Hi, I am a developer. I recently created the Stored Procedure using high cpu memory consumption.
Can I reduce the cpu bottleneck or memory consumption used by Stored Procedure in creating clustered index or non clustered index?
when I altered column in non clustered index CPU consumption suddenly reduced but again few hours it again rising.....to high.
Is it the right way to alter the column of non clustered index to reduce memory consumption daily routine basis? IT Giants.........give me the suggestion...........
asked Sep 07 '12 at 09:57 AM in Default
Based on what you've provided, it's hard to know what the answer is. To understand what to do to make a query run faster, first, you have to see the query. There are any number of things that could be wrong with it. Do you have functions on columns in the WHERE clause or in the JOIN criteria? Are you use appropriate data sets? Do you have nested views or multi-statement user-defined functions? These things, and oh so many more, can cause performance bottlenecks all by themselves.

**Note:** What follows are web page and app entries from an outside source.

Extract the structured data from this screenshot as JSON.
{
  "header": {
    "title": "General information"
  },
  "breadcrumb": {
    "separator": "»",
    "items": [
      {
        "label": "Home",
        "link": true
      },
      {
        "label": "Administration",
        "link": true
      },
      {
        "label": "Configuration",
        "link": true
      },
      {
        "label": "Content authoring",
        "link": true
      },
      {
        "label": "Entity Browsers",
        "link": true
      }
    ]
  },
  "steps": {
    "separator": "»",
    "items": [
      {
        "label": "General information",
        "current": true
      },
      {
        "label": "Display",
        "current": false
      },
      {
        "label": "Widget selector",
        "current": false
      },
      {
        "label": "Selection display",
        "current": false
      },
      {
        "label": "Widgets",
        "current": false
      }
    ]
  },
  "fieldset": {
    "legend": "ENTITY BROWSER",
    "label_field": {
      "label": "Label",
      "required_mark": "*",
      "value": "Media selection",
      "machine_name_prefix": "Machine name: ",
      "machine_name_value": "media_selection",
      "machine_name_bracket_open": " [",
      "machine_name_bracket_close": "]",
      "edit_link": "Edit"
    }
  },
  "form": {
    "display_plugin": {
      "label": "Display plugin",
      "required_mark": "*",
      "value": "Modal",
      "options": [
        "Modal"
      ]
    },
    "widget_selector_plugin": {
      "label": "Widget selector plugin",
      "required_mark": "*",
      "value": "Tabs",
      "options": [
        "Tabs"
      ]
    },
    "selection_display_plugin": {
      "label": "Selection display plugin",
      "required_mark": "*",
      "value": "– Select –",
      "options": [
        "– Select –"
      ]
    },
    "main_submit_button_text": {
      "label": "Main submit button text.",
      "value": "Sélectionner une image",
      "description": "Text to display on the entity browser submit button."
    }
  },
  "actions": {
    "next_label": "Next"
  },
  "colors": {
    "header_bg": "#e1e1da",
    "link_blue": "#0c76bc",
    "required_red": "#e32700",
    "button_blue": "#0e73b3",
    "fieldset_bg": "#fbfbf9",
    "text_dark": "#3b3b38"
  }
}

If you think you've got a good handle on the T-SQL code itself, then you should examine the execution plan of the query to understand how the query optimizer within SQL SErver is interpreting what you wrote. You may find indications that an index is indeed needed.
In general, is an index the primary mechanism for reducing CPU usage? No. I wouldn't say it is. First is ensuring that the server is properly configured. Then you get into checking if the T-SQL is right, then that you have the right data structure.
For CPU to go down after applying and index and then go back up... I think I'd look to other causes. Also, how do you know for certain that your one query is the cause of the CPU spikes? There's not enough information here to tell you for certain what to do.
If you're really interested in learning how to tune queries, I'd suggest getting a copy of my book SQL Server 2012 Query Performance Tuning. There's also a 2008 version. For reading execution plans, I wrote another book.
answered Sep 07 '12 at 10:35 AM
Grant Fritchey ♦♦